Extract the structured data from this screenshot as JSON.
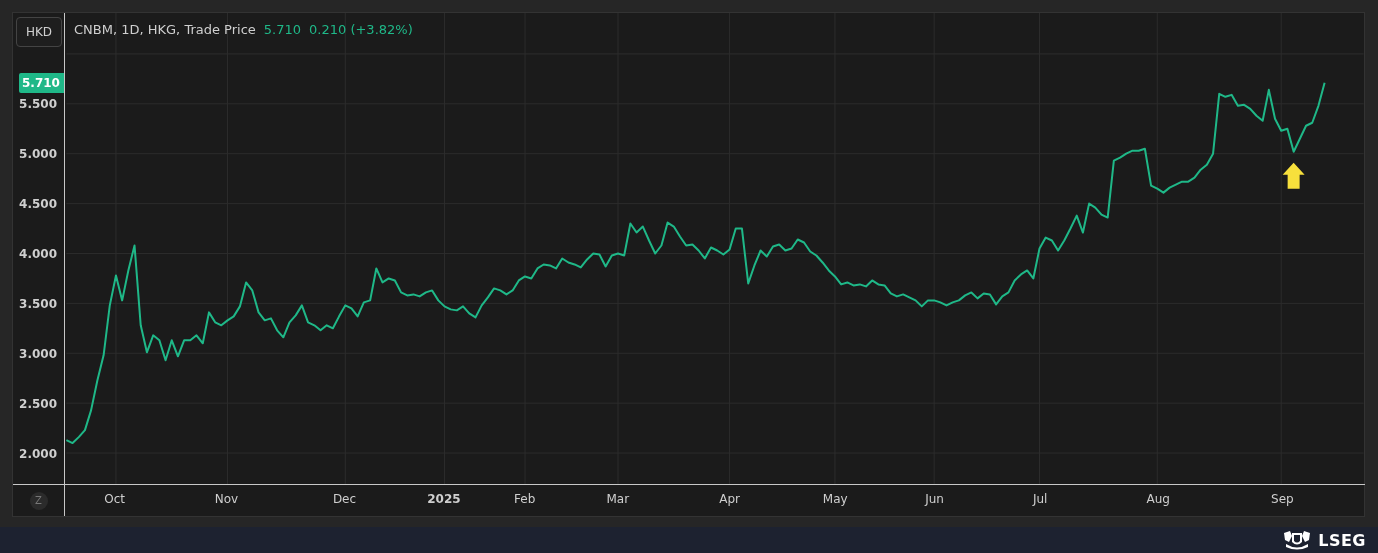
{
  "header": {
    "currency_button": "HKD",
    "title": "CNBM, 1D, HKG, Trade Price",
    "price": "5.710",
    "change": "0.210 (+3.82%)"
  },
  "chart": {
    "last_price_label": "5.710",
    "zoom_button": "Z",
    "marker": {
      "kind": "arrow"
    },
    "chart_data": {
      "type": "line",
      "grid": true,
      "ylim": [
        1.68,
        6.41
      ],
      "categories": [
        null,
        null,
        null,
        null,
        null,
        null,
        null,
        null,
        "Oct",
        null,
        null,
        null,
        null,
        null,
        null,
        null,
        null,
        null,
        null,
        null,
        null,
        null,
        null,
        null,
        null,
        null,
        "Nov",
        null,
        null,
        null,
        null,
        null,
        null,
        null,
        null,
        null,
        null,
        null,
        null,
        null,
        null,
        null,
        null,
        null,
        null,
        "Dec",
        null,
        null,
        null,
        null,
        null,
        null,
        null,
        null,
        null,
        null,
        null,
        null,
        null,
        null,
        null,
        "2025",
        null,
        null,
        null,
        null,
        null,
        null,
        null,
        null,
        null,
        null,
        null,
        null,
        "Feb",
        null,
        null,
        null,
        null,
        null,
        null,
        null,
        null,
        null,
        null,
        null,
        null,
        null,
        null,
        "Mar",
        null,
        null,
        null,
        null,
        null,
        null,
        null,
        null,
        null,
        null,
        null,
        null,
        null,
        null,
        null,
        null,
        null,
        "Apr",
        null,
        null,
        null,
        null,
        null,
        null,
        null,
        null,
        null,
        null,
        null,
        null,
        null,
        null,
        null,
        null,
        "May",
        null,
        null,
        null,
        null,
        null,
        null,
        null,
        null,
        null,
        null,
        null,
        null,
        null,
        null,
        null,
        "Jun",
        null,
        null,
        null,
        null,
        null,
        null,
        null,
        null,
        null,
        null,
        null,
        null,
        null,
        null,
        null,
        null,
        "Jul",
        null,
        null,
        null,
        null,
        null,
        null,
        null,
        null,
        null,
        null,
        null,
        null,
        null,
        null,
        null,
        null,
        null,
        null,
        "Aug",
        null,
        null,
        null,
        null,
        null,
        null,
        null,
        null,
        null,
        null,
        null,
        null,
        null,
        null,
        null,
        null,
        null,
        null,
        null,
        "Sep",
        null,
        null,
        null,
        null,
        null,
        null,
        null
      ],
      "series": [
        {
          "color": "#1fb888",
          "values": [
            2.13,
            2.1,
            2.16,
            2.23,
            2.43,
            2.73,
            2.98,
            3.48,
            3.78,
            3.53,
            3.83,
            4.08,
            3.28,
            3.01,
            3.18,
            3.13,
            2.93,
            3.13,
            2.97,
            3.13,
            3.13,
            3.18,
            3.1,
            3.41,
            3.31,
            3.28,
            3.33,
            3.37,
            3.47,
            3.71,
            3.63,
            3.41,
            3.33,
            3.35,
            3.23,
            3.16,
            3.31,
            3.38,
            3.48,
            3.31,
            3.28,
            3.23,
            3.28,
            3.25,
            3.37,
            3.48,
            3.45,
            3.37,
            3.51,
            3.53,
            3.85,
            3.71,
            3.75,
            3.73,
            3.61,
            3.58,
            3.59,
            3.57,
            3.61,
            3.63,
            3.53,
            3.47,
            3.44,
            3.43,
            3.47,
            3.4,
            3.36,
            3.48,
            3.56,
            3.65,
            3.63,
            3.59,
            3.63,
            3.73,
            3.77,
            3.75,
            3.85,
            3.89,
            3.88,
            3.85,
            3.95,
            3.91,
            3.89,
            3.86,
            3.94,
            4.0,
            3.99,
            3.87,
            3.98,
            4.0,
            3.98,
            4.3,
            4.21,
            4.27,
            4.13,
            4.0,
            4.08,
            4.31,
            4.27,
            4.17,
            4.08,
            4.09,
            4.03,
            3.95,
            4.06,
            4.03,
            3.99,
            4.04,
            4.25,
            4.25,
            3.7,
            3.88,
            4.03,
            3.97,
            4.07,
            4.09,
            4.03,
            4.05,
            4.14,
            4.11,
            4.02,
            3.98,
            3.91,
            3.83,
            3.77,
            3.69,
            3.71,
            3.68,
            3.69,
            3.67,
            3.73,
            3.69,
            3.68,
            3.6,
            3.57,
            3.59,
            3.56,
            3.53,
            3.47,
            3.53,
            3.53,
            3.51,
            3.48,
            3.51,
            3.53,
            3.58,
            3.61,
            3.55,
            3.6,
            3.59,
            3.49,
            3.57,
            3.61,
            3.73,
            3.79,
            3.83,
            3.75,
            4.05,
            4.16,
            4.13,
            4.03,
            4.13,
            4.25,
            4.38,
            4.21,
            4.5,
            4.46,
            4.39,
            4.36,
            4.93,
            4.96,
            5.0,
            5.03,
            5.03,
            5.05,
            4.68,
            4.65,
            4.61,
            4.66,
            4.69,
            4.72,
            4.72,
            4.76,
            4.84,
            4.89,
            5.0,
            5.6,
            5.57,
            5.59,
            5.48,
            5.49,
            5.45,
            5.38,
            5.33,
            5.64,
            5.35,
            5.23,
            5.25,
            5.02,
            5.15,
            5.28,
            5.31,
            5.48,
            5.71
          ]
        }
      ],
      "yticks": [
        {
          "value": 2,
          "label": "2.000"
        },
        {
          "value": 2.5,
          "label": "2.500"
        },
        {
          "value": 3,
          "label": "3.000"
        },
        {
          "value": 3.5,
          "label": "3.500"
        },
        {
          "value": 4,
          "label": "4.000"
        },
        {
          "value": 4.5,
          "label": "4.500"
        },
        {
          "value": 5,
          "label": "5.000"
        },
        {
          "value": 5.5,
          "label": "5.500"
        }
      ]
    }
  },
  "footer": {
    "brand": "LSEG"
  }
}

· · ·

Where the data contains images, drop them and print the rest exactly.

Extract the structured data from this screenshot as JSON.
{
  "header": {
    "currency_button": "HKD",
    "title": "CNBM, 1D, HKG, Trade Price",
    "price": "5.710",
    "change": "0.210 (+3.82%)"
  },
  "chart": {
    "last_price_label": "5.710",
    "zoom_button": "Z",
    "marker": {
      "kind": "arrow"
    },
    "chart_data": {
      "type": "line",
      "grid": true,
      "ylim": [
        1.68,
        6.41
      ],
      "categories": [
        null,
        null,
        null,
        null,
        null,
        null,
        null,
        null,
        "Oct",
        null,
        null,
        null,
        null,
        null,
        null,
        null,
        null,
        null,
        null,
        null,
        null,
        null,
        null,
        null,
        null,
        null,
        "Nov",
        null,
        null,
        null,
        null,
        null,
        null,
        null,
        null,
        null,
        null,
        null,
        null,
        null,
        null,
        null,
        null,
        null,
        null,
        "Dec",
        null,
        null,
        null,
        null,
        null,
        null,
        null,
        null,
        null,
        null,
        null,
        null,
        null,
        null,
        null,
        "2025",
        null,
        null,
        null,
        null,
        null,
        null,
        null,
        null,
        null,
        null,
        null,
        null,
        "Feb",
        null,
        null,
        null,
        null,
        null,
        null,
        null,
        null,
        null,
        null,
        null,
        null,
        null,
        null,
        "Mar",
        null,
        null,
        null,
        null,
        null,
        null,
        null,
        null,
        null,
        null,
        null,
        null,
        null,
        null,
        null,
        null,
        null,
        "Apr",
        null,
        null,
        null,
        null,
        null,
        null,
        null,
        null,
        null,
        null,
        null,
        null,
        null,
        null,
        null,
        null,
        "May",
        null,
        null,
        null,
        null,
        null,
        null,
        null,
        null,
        null,
        null,
        null,
        null,
        null,
        null,
        null,
        "Jun",
        null,
        null,
        null,
        null,
        null,
        null,
        null,
        null,
        null,
        null,
        null,
        null,
        null,
        null,
        null,
        null,
        "Jul",
        null,
        null,
        null,
        null,
        null,
        null,
        null,
        null,
        null,
        null,
        null,
        null,
        null,
        null,
        null,
        null,
        null,
        null,
        "Aug",
        null,
        null,
        null,
        null,
        null,
        null,
        null,
        null,
        null,
        null,
        null,
        null,
        null,
        null,
        null,
        null,
        null,
        null,
        null,
        "Sep",
        null,
        null,
        null,
        null,
        null,
        null,
        null
      ],
      "series": [
        {
          "color": "#1fb888",
          "values": [
            2.13,
            2.1,
            2.16,
            2.23,
            2.43,
            2.73,
            2.98,
            3.48,
            3.78,
            3.53,
            3.83,
            4.08,
            3.28,
            3.01,
            3.18,
            3.13,
            2.93,
            3.13,
            2.97,
            3.13,
            3.13,
            3.18,
            3.1,
            3.41,
            3.31,
            3.28,
            3.33,
            3.37,
            3.47,
            3.71,
            3.63,
            3.41,
            3.33,
            3.35,
            3.23,
            3.16,
            3.31,
            3.38,
            3.48,
            3.31,
            3.28,
            3.23,
            3.28,
            3.25,
            3.37,
            3.48,
            3.45,
            3.37,
            3.51,
            3.53,
            3.85,
            3.71,
            3.75,
            3.73,
            3.61,
            3.58,
            3.59,
            3.57,
            3.61,
            3.63,
            3.53,
            3.47,
            3.44,
            3.43,
            3.47,
            3.4,
            3.36,
            3.48,
            3.56,
            3.65,
            3.63,
            3.59,
            3.63,
            3.73,
            3.77,
            3.75,
            3.85,
            3.89,
            3.88,
            3.85,
            3.95,
            3.91,
            3.89,
            3.86,
            3.94,
            4.0,
            3.99,
            3.87,
            3.98,
            4.0,
            3.98,
            4.3,
            4.21,
            4.27,
            4.13,
            4.0,
            4.08,
            4.31,
            4.27,
            4.17,
            4.08,
            4.09,
            4.03,
            3.95,
            4.06,
            4.03,
            3.99,
            4.04,
            4.25,
            4.25,
            3.7,
            3.88,
            4.03,
            3.97,
            4.07,
            4.09,
            4.03,
            4.05,
            4.14,
            4.11,
            4.02,
            3.98,
            3.91,
            3.83,
            3.77,
            3.69,
            3.71,
            3.68,
            3.69,
            3.67,
            3.73,
            3.69,
            3.68,
            3.6,
            3.57,
            3.59,
            3.56,
            3.53,
            3.47,
            3.53,
            3.53,
            3.51,
            3.48,
            3.51,
            3.53,
            3.58,
            3.61,
            3.55,
            3.6,
            3.59,
            3.49,
            3.57,
            3.61,
            3.73,
            3.79,
            3.83,
            3.75,
            4.05,
            4.16,
            4.13,
            4.03,
            4.13,
            4.25,
            4.38,
            4.21,
            4.5,
            4.46,
            4.39,
            4.36,
            4.93,
            4.96,
            5.0,
            5.03,
            5.03,
            5.05,
            4.68,
            4.65,
            4.61,
            4.66,
            4.69,
            4.72,
            4.72,
            4.76,
            4.84,
            4.89,
            5.0,
            5.6,
            5.57,
            5.59,
            5.48,
            5.49,
            5.45,
            5.38,
            5.33,
            5.64,
            5.35,
            5.23,
            5.25,
            5.02,
            5.15,
            5.28,
            5.31,
            5.48,
            5.71
          ]
        }
      ],
      "yticks": [
        {
          "value": 2,
          "label": "2.000"
        },
        {
          "value": 2.5,
          "label": "2.500"
        },
        {
          "value": 3,
          "label": "3.000"
        },
        {
          "value": 3.5,
          "label": "3.500"
        },
        {
          "value": 4,
          "label": "4.000"
        },
        {
          "value": 4.5,
          "label": "4.500"
        },
        {
          "value": 5,
          "label": "5.000"
        },
        {
          "value": 5.5,
          "label": "5.500"
        }
      ]
    }
  },
  "footer": {
    "brand": "LSEG"
  }
}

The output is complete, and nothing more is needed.